The good news is that things ARE beginning to change — slowly. More and more vegan restaurants are opening up, and more regular restaurants often have delicious vegan options. Another harbinger of change is that there are now plant-based culinary schools where chefs can learn the new ways of cooking.
It’s happening, for sure.
So, Why Not Just Wait? Why Do It NOW?
Why do YOU have to suffer – by which I mean why not just eat like everybody else, for now, until things become EASIER, more CONVENIENT — and therefore more REALISTIC for everyone?
Why not just WAIT until somebody else does the work, so you don’t have to?
Think of it this way.
By becoming vegan, you are being the change that the world so desperately needs.
By becoming vegan, you are standing on the side of those who are helpless, who are invisible, who have no power, no voice.
By becoming vegan, you are the trend-setter.
You are on the fore-front of the revolution.
You are helping billions of those who have no voice, who cannot defend themselves from our greed. Our gluttony. Our indifference.
You are the proof that one can live in accordance with one’s values of compassion and justice – that your own culinary pleasure is not a reason enough to inflict pain and to kill.
You are helping to set new standards – beyond just restaurant menus and what’s served on your table every day.
It’s not about broccoli or tofu or carrots – it’s a revolution of consciousness.
It’s bigger than anything you ever witnessed before.
It’s a next step in the human development and history of the world as we know it.
It’s not a diet, it’s a social justice movement.
It’s a social justice fight that you’re joining with a spoon and a fork.
Ending the biggest oppression, stopping the biggest crime committed by humans in the history of our civilization.
It can happen with or without you.
It’s a choice that everybody makes every single day.
When this change happens, you’ll be able to look back and say – I did that.
When your children or grandchildren ask you where you were when that change was happening, and what you did for the animals, to end that holocaust – you’ll be proud of yourself that you helped that movement grow. That you were not on the wrong side of the history and the justice. That you did the right thing.
Even if you don’t like broccoli. Or tofu.
But you know what matters.
And you are ready to make the right choices. To take responsibility for your actions. And start being the human being that you always believed you were.
If not now, then when?
If not you, then who?

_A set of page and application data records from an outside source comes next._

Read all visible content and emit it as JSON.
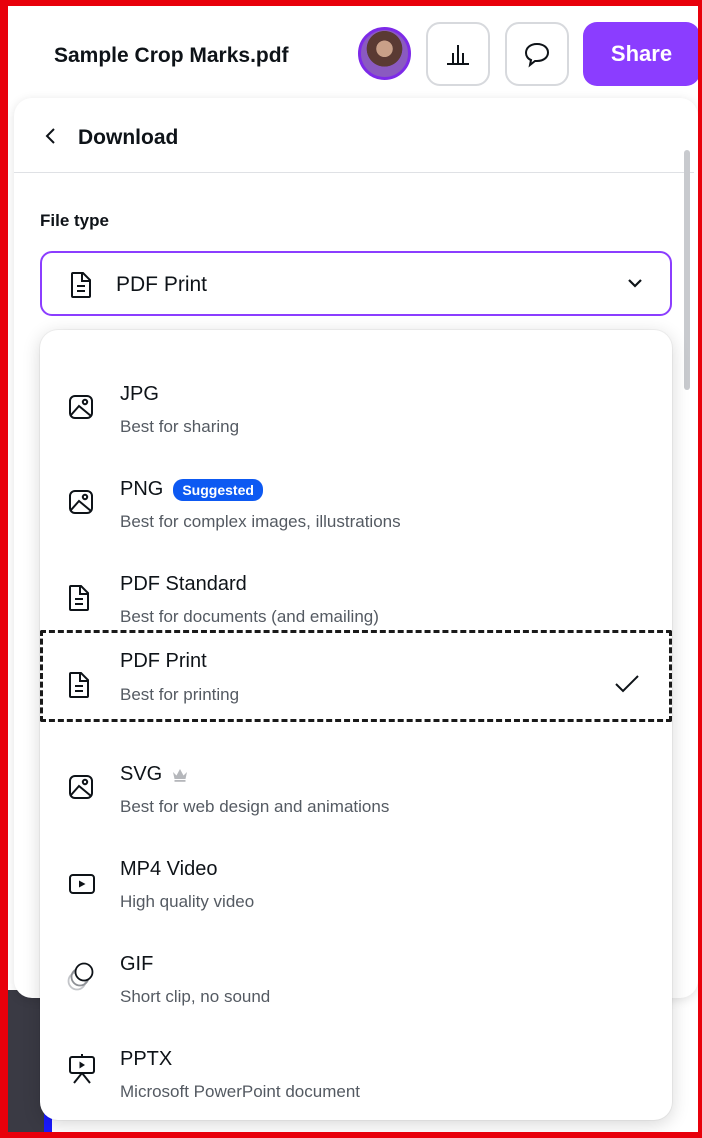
{
  "topbar": {
    "document_title": "Sample Crop Marks.pdf",
    "share_label": "Share",
    "icons": [
      "avatar",
      "chart-bars-icon",
      "comment-icon"
    ]
  },
  "panel": {
    "title": "Download",
    "file_type_label": "File type",
    "selected_value": "PDF Print"
  },
  "options": [
    {
      "title": "JPG",
      "desc": "Best for sharing",
      "icon": "image-icon"
    },
    {
      "title": "PNG",
      "badge": "Suggested",
      "desc": "Best for complex images, illustrations",
      "icon": "image-icon"
    },
    {
      "title": "PDF Standard",
      "desc": "Best for documents (and emailing)",
      "icon": "document-icon"
    },
    {
      "title": "PDF Print",
      "desc": "Best for printing",
      "icon": "document-icon",
      "selected": true
    },
    {
      "title": "SVG",
      "desc": "Best for web design and animations",
      "icon": "image-icon",
      "premium": true
    },
    {
      "title": "MP4 Video",
      "desc": "High quality video",
      "icon": "video-icon"
    },
    {
      "title": "GIF",
      "desc": "Short clip, no sound",
      "icon": "gif-icon"
    },
    {
      "title": "PPTX",
      "desc": "Microsoft PowerPoint document",
      "icon": "presentation-icon"
    }
  ],
  "colors": {
    "accent": "#8b3dff",
    "badge": "#0d59f2",
    "frame": "#e8000b"
  }
}
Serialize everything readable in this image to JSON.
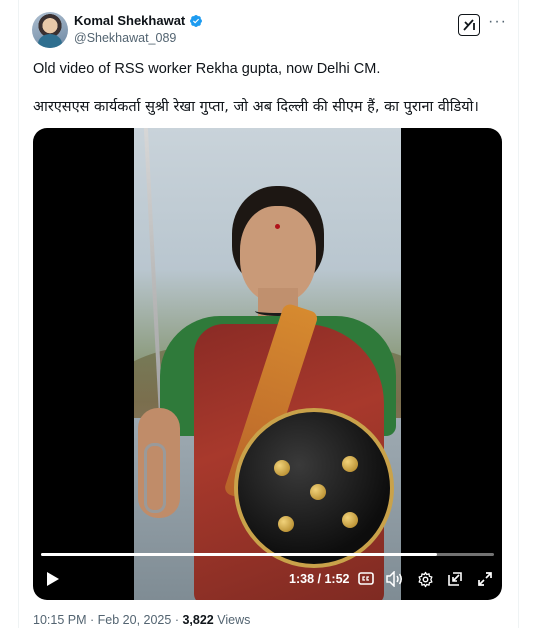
{
  "author": {
    "name": "Komal Shekhawat",
    "handle": "@Shekhawat_089",
    "verified_color": "#1d9bf0"
  },
  "post": {
    "text_en": "Old video of RSS worker Rekha gupta, now Delhi CM.",
    "text_hi": "आरएसएस कार्यकर्ता  सुश्री रेखा गुप्ता,  जो अब दिल्ली की सीएम हैं, का पुराना वीडियो।"
  },
  "video": {
    "time_current": "1:38",
    "time_separator": "/",
    "time_total": "1:52",
    "progress_fraction": 0.875,
    "controls": [
      "play-icon",
      "captions-icon",
      "volume-icon",
      "settings-icon",
      "pip-icon",
      "fullscreen-icon"
    ]
  },
  "meta": {
    "time": "10:15 PM",
    "date": "Feb 20, 2025",
    "separator": "·",
    "views_count": "3,822",
    "views_label": "Views"
  },
  "icons": {
    "more": "more-dots-icon",
    "grok": "grok-icon"
  }
}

PS. This has been on my mind — so I wrote it down and published on my blog and my social media. I may even use it as a chapter if one of my upcoming books. What’s on your mind? And have you been sharing your thoughts lately? Or you just suck it up and keep your feelings inside of you — not to antagonize, not be different, not be labelled as an obnoxious, angry vegan, or a weirdo?
The world needs you. The animals need YOU to start speaking up and sharing your truth.
I invite you to join the #SpeakYourTruth CHALLENGE and unleash your inner warrior. It’s about sharing our truth with the world, telling it like it is — the way we see it, and taking ACTION. Join HERE.